TOKYO • The Chinese have come to view the Japanese more favourably, going by an annual joint opinion survey of citizens of both countries.
The survey found that 42.2 per cent of Chinese respondents reported a positive image of Japan this year - incidentally the 40th anniversary of a landmark peace and friendship treaty between the two neighbours. This was an 11-point jump from last year, and the highest figure since the annual poll began in 2005.
But this was not mutual.
Only 13.1 per cent of Japanese respondents said they held a good impression of China. While this was higher than the 11.5 per cent in last year's survey, it was way below the all-time high of 33.1 per cent in 2007.
Panellists at the 14th Tokyo-Beijing Forum yesterday said this showed the need for more people-to-people exchanges.
Some 1,000 Japanese and 1,548 Chinese were polled for the survey, jointly conducted by the Genron think-tank in Japan and the China International Publishing Group, which are also co-organisers of the annual forum.

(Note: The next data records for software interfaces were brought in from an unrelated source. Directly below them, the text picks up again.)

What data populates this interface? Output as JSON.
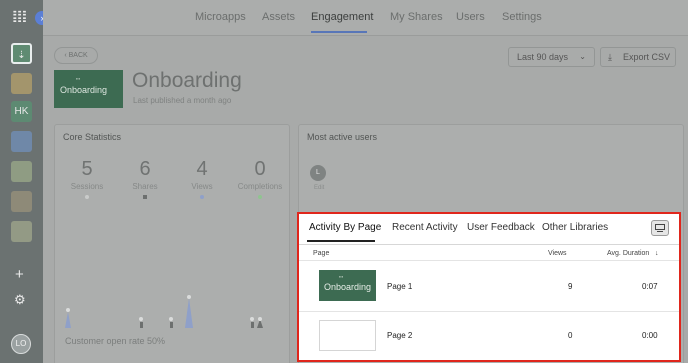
{
  "sidebar": {
    "logo": "𝍖",
    "collapse_icon": "›",
    "items": [
      {
        "label": "⇣",
        "icon": "import-icon"
      },
      {
        "label": "",
        "icon": "app-tile-icon"
      },
      {
        "label": "HK",
        "icon": "hk-tile-icon"
      },
      {
        "label": "",
        "icon": "app-tile-icon"
      },
      {
        "label": "",
        "icon": "app-tile-icon"
      },
      {
        "label": "",
        "icon": "app-tile-icon"
      },
      {
        "label": "",
        "icon": "app-tile-icon"
      }
    ],
    "add_label": "+",
    "settings_label": "⚙",
    "avatar_initials": "LO"
  },
  "nav": {
    "items": [
      "Microapps",
      "Assets",
      "Engagement",
      "My Shares",
      "Users",
      "Settings"
    ],
    "active": "Engagement"
  },
  "header": {
    "back_label": "‹ BACK",
    "range_label": "Last 90 days",
    "range_chevron": "⌄",
    "export_label": "Export CSV",
    "export_icon": "⤓",
    "title": "Onboarding",
    "subtitle": "Last published a month ago",
    "thumb_label": "Onboarding"
  },
  "core_stats": {
    "title": "Core Statistics",
    "stats": [
      {
        "value": "5",
        "label": "Sessions",
        "color": "#c9cbca"
      },
      {
        "value": "6",
        "label": "Shares",
        "color": "#6d706f"
      },
      {
        "value": "4",
        "label": "Views",
        "color": "#8fa0c9"
      },
      {
        "value": "0",
        "label": "Completions",
        "color": "#8fc58f"
      }
    ],
    "open_rate": "Customer open rate 50%"
  },
  "active_users": {
    "title": "Most active users",
    "user_initial": "L",
    "user_name": "Edit"
  },
  "panel": {
    "tabs": [
      "Activity By Page",
      "Recent Activity",
      "User Feedback",
      "Other Libraries"
    ],
    "active_tab": "Activity By Page",
    "columns": {
      "page": "Page",
      "views": "Views",
      "duration": "Avg. Duration",
      "sort_icon": "↓"
    },
    "rows": [
      {
        "name": "Page 1",
        "views": "9",
        "duration": "0:07",
        "thumb_label": "Onboarding"
      },
      {
        "name": "Page 2",
        "views": "0",
        "duration": "0:00",
        "thumb_label": ""
      }
    ]
  },
  "colors": {
    "accent": "#5876b8",
    "highlight": "#e0261c",
    "thumb_green": "#3d6b52"
  }
}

Former defence chief Shigeru Ishiba, referring to the large-scale protests across China after Tokyo nationalised the Senkaku/Diaoyu islets in 2012, said: "At one point there was an anti-Japan movement in China. That is a fact.
"But now we still have strong anti-China sentiment and this does not benefit both of us. We have to learn our respective history, and respect each other's good points."
Mr Liu Hongcai, deputy head of the International Liaison Department of the Chinese Communist Party, noted that there has been a surge in the number of Chinese tourists to Japan, especially after Beijing "stopped running anti-Japan education".
Calling for greater citizen diplomacy between Asia's two largest economies, he said: "There has been a huge shift in the environment, and more effort must be made to change this perception and promote exchange and friendship."
The survey also showed that 70.6 per cent of Japanese do not wish to visit China, while 53.9 per cent of Chinese have no intention to go to Japan. These ratios are largely the same as those in last year's survey.
Citizens of both countries see security issues as one big bugbear towards establishing trust.
The Japanese see Beijing's military aggression in the East China Sea as a threat second only to that posed by North Korea.
The Chinese, meanwhile, named Japan as the top threat to their security, which they see as coming under siege by Japan's alliance with the United States.